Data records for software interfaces
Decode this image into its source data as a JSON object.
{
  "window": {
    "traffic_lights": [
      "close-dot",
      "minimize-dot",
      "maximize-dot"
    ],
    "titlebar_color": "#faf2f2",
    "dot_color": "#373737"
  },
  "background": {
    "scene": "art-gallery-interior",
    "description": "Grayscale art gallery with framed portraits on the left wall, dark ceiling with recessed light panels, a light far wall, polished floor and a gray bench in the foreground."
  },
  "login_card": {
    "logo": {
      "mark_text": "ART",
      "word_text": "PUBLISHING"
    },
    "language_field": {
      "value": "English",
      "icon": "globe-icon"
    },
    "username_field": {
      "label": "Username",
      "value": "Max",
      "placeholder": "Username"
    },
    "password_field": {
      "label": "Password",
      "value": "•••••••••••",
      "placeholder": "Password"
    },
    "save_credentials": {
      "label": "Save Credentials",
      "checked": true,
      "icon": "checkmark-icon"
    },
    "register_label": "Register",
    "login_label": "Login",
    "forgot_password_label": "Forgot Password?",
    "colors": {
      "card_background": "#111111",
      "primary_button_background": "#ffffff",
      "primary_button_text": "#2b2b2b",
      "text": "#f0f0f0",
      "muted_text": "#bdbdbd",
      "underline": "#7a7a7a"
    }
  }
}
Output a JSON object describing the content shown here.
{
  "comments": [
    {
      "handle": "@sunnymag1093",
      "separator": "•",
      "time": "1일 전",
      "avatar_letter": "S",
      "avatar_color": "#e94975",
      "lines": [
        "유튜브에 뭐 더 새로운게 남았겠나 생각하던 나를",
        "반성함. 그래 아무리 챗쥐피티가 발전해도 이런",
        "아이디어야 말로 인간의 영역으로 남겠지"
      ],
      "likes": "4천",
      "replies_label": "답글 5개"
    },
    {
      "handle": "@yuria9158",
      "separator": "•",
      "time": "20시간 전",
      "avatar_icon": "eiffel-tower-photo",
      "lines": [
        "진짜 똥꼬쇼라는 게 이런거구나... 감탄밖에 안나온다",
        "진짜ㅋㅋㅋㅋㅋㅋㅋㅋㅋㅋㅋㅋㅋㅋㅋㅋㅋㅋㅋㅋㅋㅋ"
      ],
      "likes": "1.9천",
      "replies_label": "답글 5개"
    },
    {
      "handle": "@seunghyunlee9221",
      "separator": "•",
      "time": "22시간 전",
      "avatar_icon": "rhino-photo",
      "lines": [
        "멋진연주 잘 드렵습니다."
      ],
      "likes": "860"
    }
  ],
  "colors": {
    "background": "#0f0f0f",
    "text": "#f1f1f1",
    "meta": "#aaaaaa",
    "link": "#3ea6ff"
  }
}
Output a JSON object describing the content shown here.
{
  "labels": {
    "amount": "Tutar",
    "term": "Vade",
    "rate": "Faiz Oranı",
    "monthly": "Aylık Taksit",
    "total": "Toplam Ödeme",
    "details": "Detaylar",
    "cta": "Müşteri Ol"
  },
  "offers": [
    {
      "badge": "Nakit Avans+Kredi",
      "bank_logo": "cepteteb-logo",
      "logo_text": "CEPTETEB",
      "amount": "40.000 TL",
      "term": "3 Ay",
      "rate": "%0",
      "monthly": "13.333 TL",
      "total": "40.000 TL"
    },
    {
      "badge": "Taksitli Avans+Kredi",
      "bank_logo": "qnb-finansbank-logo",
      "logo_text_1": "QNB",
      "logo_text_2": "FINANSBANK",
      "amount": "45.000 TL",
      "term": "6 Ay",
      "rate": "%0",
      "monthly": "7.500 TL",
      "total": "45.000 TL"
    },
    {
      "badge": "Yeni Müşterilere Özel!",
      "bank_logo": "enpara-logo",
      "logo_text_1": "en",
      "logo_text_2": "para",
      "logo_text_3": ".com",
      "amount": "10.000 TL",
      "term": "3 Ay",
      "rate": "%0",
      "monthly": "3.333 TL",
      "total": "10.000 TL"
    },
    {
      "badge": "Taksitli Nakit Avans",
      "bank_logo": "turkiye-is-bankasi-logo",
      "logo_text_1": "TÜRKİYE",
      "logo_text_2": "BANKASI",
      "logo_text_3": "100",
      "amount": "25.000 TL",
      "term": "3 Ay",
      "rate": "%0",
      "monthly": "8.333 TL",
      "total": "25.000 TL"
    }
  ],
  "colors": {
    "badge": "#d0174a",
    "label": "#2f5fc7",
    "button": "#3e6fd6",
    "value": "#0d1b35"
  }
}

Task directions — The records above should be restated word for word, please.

Solution to the problem —
Decode this image into its source data as a JSON object.
{
  "window": {
    "traffic_lights": [
      "close-dot",
      "minimize-dot",
      "maximize-dot"
    ],
    "titlebar_color": "#faf2f2",
    "dot_color": "#373737"
  },
  "background": {
    "scene": "art-gallery-interior",
    "description": "Grayscale art gallery with framed portraits on the left wall, dark ceiling with recessed light panels, a light far wall, polished floor and a gray bench in the foreground."
  },
  "login_card": {
    "logo": {
      "mark_text": "ART",
      "word_text": "PUBLISHING"
    },
    "language_field": {
      "value": "English",
      "icon": "globe-icon"
    },
    "username_field": {
      "label": "Username",
      "value": "Max",
      "placeholder": "Username"
    },
    "password_field": {
      "label": "Password",
      "value": "•••••••••••",
      "placeholder": "Password"
    },
    "save_credentials": {
      "label": "Save Credentials",
      "checked": true,
      "icon": "checkmark-icon"
    },
    "register_label": "Register",
    "login_label": "Login",
    "forgot_password_label": "Forgot Password?",
    "colors": {
      "card_background": "#111111",
      "primary_button_background": "#ffffff",
      "primary_button_text": "#2b2b2b",
      "text": "#f0f0f0",
      "muted_text": "#bdbdbd",
      "underline": "#7a7a7a"
    }
  }
}
Output a JSON object describing the content shown here.
{
  "comments": [
    {
      "handle": "@sunnymag1093",
      "separator": "•",
      "time": "1일 전",
      "avatar_letter": "S",
      "avatar_color": "#e94975",
      "lines": [
        "유튜브에 뭐 더 새로운게 남았겠나 생각하던 나를",
        "반성함. 그래 아무리 챗쥐피티가 발전해도 이런",
        "아이디어야 말로 인간의 영역으로 남겠지"
      ],
      "likes": "4천",
      "replies_label": "답글 5개"
    },
    {
      "handle": "@yuria9158",
      "separator": "•",
      "time": "20시간 전",
      "avatar_icon": "eiffel-tower-photo",
      "lines": [
        "진짜 똥꼬쇼라는 게 이런거구나... 감탄밖에 안나온다",
        "진짜ㅋㅋㅋㅋㅋㅋㅋㅋㅋㅋㅋㅋㅋㅋㅋㅋㅋㅋㅋㅋㅋㅋ"
      ],
      "likes": "1.9천",
      "replies_label": "답글 5개"
    },
    {
      "handle": "@seunghyunlee9221",
      "separator": "•",
      "time": "22시간 전",
      "avatar_icon": "rhino-photo",
      "lines": [
        "멋진연주 잘 드렵습니다."
      ],
      "likes": "860"
    }
  ],
  "colors": {
    "background": "#0f0f0f",
    "text": "#f1f1f1",
    "meta": "#aaaaaa",
    "link": "#3ea6ff"
  }
}
Output a JSON object describing the content shown here.
{
  "labels": {
    "amount": "Tutar",
    "term": "Vade",
    "rate": "Faiz Oranı",
    "monthly": "Aylık Taksit",
    "total": "Toplam Ödeme",
    "details": "Detaylar",
    "cta": "Müşteri Ol"
  },
  "offers": [
    {
      "badge": "Nakit Avans+Kredi",
      "bank_logo": "cepteteb-logo",
      "logo_text": "CEPTETEB",
      "amount": "40.000 TL",
      "term": "3 Ay",
      "rate": "%0",
      "monthly": "13.333 TL",
      "total": "40.000 TL"
    },
    {
      "badge": "Taksitli Avans+Kredi",
      "bank_logo": "qnb-finansbank-logo",
      "logo_text_1": "QNB",
      "logo_text_2": "FINANSBANK",
      "amount": "45.000 TL",
      "term": "6 Ay",
      "rate": "%0",
      "monthly": "7.500 TL",
      "total": "45.000 TL"
    },
    {
      "badge": "Yeni Müşterilere Özel!",
      "bank_logo": "enpara-logo",
      "logo_text_1": "en",
      "logo_text_2": "para",
      "logo_text_3": ".com",
      "amount": "10.000 TL",
      "term": "3 Ay",
      "rate": "%0",
      "monthly": "3.333 TL",
      "total": "10.000 TL"
    },
    {
      "badge": "Taksitli Nakit Avans",
      "bank_logo": "turkiye-is-bankasi-logo",
      "logo_text_1": "TÜRKİYE",
      "logo_text_2": "BANKASI",
      "logo_text_3": "100",
      "amount": "25.000 TL",
      "term": "3 Ay",
      "rate": "%0",
      "monthly": "8.333 TL",
      "total": "25.000 TL"
    }
  ],
  "colors": {
    "badge": "#d0174a",
    "label": "#2f5fc7",
    "button": "#3e6fd6",
    "value": "#0d1b35"
  }
}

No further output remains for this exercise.